By LAURA LANE
NASHVILLE, Ind. (AP) _ James Simiren Ole Nampushi, a Kenyan warrior from the Maasai Mara region, intends to return to his homeland next summer with two looms and skills gained in Brown County he believes will transform people’s lives.
Recently, Brown County’s Chris Gustin taught Nampushi how to weave rugs, tote bags and drink coasters out of those discarded plastic sacks from retail stores. You cut them into strips, tie them together and weave them into carpet warp threads stretched on a wooden loom.
The result: durable, machine-washable products made from reused plastic bags that Nampushi said often end up being ingested in Kenya by cows and wild animals, such as zebras and gazelles, that graze on the tundra. The bags get twisted inside the animals’ digestive tracts and cause death, he said.
Nampushi, who 10 years ago fought and was injured in Kenya by a lion in a test of bravery, identified this problem when he cut open the gut of a cow he owned that had died. He decided then he could do something to alleviate the danger if he could collect the plastic bags that get blown around from cities and dumps and transform them into something else.
He got a college degree, the first of the Maasai to do so, then went on to graduate school at South Carolina’s Clemson University. He is now working toward a Ph.D. in parks management there, The Herald-Times reported (http://bit.ly/Yv7Cvx ).
Last year, Nampushi completed a class project outlining his plan to collect discarded plastic bags and then train native people to weave them into items to sell to tourists. The project keeps animals from eating the bags and also keeps the plastic out of landfills. It also provides a skill that can be used to manufacture something useful, and employs native people so they can improve their lives.
There was a problem, though: Nampushi knew nothing of weaving. He had never seen a loom.
An online search using the words “plastic,” “bags” and “weaving” led him to Gustin, of Homestead Weaving in southern Brown County, who years ago noticed the bags caught in trees along rural roads just as Nampushi had seen in his own country.
“I wondered what I could do to make a statement, to turn something as unsightly as a `bag in a tree’ into something usable,” her website explains. “After some experimentation, I came up with a technique to attach bags together so that they could be woven into outdoor rugs.”
Nampushi called earlier this year seeking advice and guidance. Gustin’s suggestion: that he travel to her studio and learn how it’s done, how to create a 27-by-39-inch rug from a wad of HDPE(hash)2 blue Walmart bags salvaged from the local recycling center.
He arrived on a Monday, and had woven his first plastic-bag rug by the end of the day.
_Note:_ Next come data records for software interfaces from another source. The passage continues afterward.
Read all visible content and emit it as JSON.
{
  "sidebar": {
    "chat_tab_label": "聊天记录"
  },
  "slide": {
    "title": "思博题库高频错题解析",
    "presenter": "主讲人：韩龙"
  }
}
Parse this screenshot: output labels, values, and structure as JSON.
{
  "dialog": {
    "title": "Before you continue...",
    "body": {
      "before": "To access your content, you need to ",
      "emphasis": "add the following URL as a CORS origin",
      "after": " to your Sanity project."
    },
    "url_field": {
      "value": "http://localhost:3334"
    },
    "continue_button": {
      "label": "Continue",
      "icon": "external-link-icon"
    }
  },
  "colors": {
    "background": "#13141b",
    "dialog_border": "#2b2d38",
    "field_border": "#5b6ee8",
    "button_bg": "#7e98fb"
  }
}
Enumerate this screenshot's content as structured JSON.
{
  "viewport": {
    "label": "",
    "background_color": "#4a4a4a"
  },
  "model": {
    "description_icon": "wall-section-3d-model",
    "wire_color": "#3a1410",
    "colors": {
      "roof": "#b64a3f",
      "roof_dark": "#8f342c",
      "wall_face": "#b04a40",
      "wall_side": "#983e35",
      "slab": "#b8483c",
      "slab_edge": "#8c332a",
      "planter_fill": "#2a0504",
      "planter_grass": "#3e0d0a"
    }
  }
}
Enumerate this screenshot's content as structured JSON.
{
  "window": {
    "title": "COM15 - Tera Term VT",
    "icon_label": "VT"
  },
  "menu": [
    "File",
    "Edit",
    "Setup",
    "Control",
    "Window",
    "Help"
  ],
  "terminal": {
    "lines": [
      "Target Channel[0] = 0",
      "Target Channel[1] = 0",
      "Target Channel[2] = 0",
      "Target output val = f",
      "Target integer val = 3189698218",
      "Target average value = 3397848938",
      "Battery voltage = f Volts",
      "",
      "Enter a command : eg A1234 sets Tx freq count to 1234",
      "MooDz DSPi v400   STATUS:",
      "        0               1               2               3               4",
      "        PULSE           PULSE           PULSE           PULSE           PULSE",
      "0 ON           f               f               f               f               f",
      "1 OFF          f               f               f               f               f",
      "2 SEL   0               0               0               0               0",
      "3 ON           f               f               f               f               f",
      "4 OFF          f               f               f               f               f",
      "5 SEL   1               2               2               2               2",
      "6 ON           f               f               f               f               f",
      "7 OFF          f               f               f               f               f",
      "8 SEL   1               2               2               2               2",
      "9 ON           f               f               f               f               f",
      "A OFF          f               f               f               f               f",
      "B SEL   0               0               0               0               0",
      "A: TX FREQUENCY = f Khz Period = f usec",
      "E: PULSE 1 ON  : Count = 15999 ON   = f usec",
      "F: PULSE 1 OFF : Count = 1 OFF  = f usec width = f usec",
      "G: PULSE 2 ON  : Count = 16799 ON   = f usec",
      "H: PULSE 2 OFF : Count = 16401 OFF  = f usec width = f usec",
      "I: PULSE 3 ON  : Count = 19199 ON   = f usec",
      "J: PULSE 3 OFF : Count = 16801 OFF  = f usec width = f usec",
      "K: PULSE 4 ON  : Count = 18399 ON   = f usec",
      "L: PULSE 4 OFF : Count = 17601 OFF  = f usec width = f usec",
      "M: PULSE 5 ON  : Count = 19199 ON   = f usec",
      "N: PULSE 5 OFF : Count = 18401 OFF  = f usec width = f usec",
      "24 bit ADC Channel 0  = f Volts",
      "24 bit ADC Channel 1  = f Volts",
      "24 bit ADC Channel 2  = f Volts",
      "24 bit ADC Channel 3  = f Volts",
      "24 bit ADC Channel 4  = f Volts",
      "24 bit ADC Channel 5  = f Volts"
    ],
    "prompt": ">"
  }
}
He was well into a second one the next afternoon, and was experimenting with weaving strips of cotton T-shirts into rugs as well.
But he had to stop so he could catch a plane back to South Carolina.
“This is my first experience to see and touch a loom,” Nampushi said, his hands using a wooden shuttle to weave the long strands of plastic through strong polyester warp and his feet working the treadles. He was slow, but exact, in his work.
“This is amazing, and as I learn this new skill I am fascinated seeing it all set up like this,” he said, praising the loom and its abilities.
“When this finds its way to Kenya, it will not only save wildlife from plastic but it will transform communities, improving the quality of life so that people can buy food, send their kids to school,” he said. “The goal is to get people making a long-lasting product.”
There is plenty of fodder for his dream: The U.S. Environmental Protection Agency estimates that more than 500 billion such bags, maybe as many as a trillion, are distributed to shoppers around the world every year.
Information from: The Herald Times, http://www.heraldtimesonline.com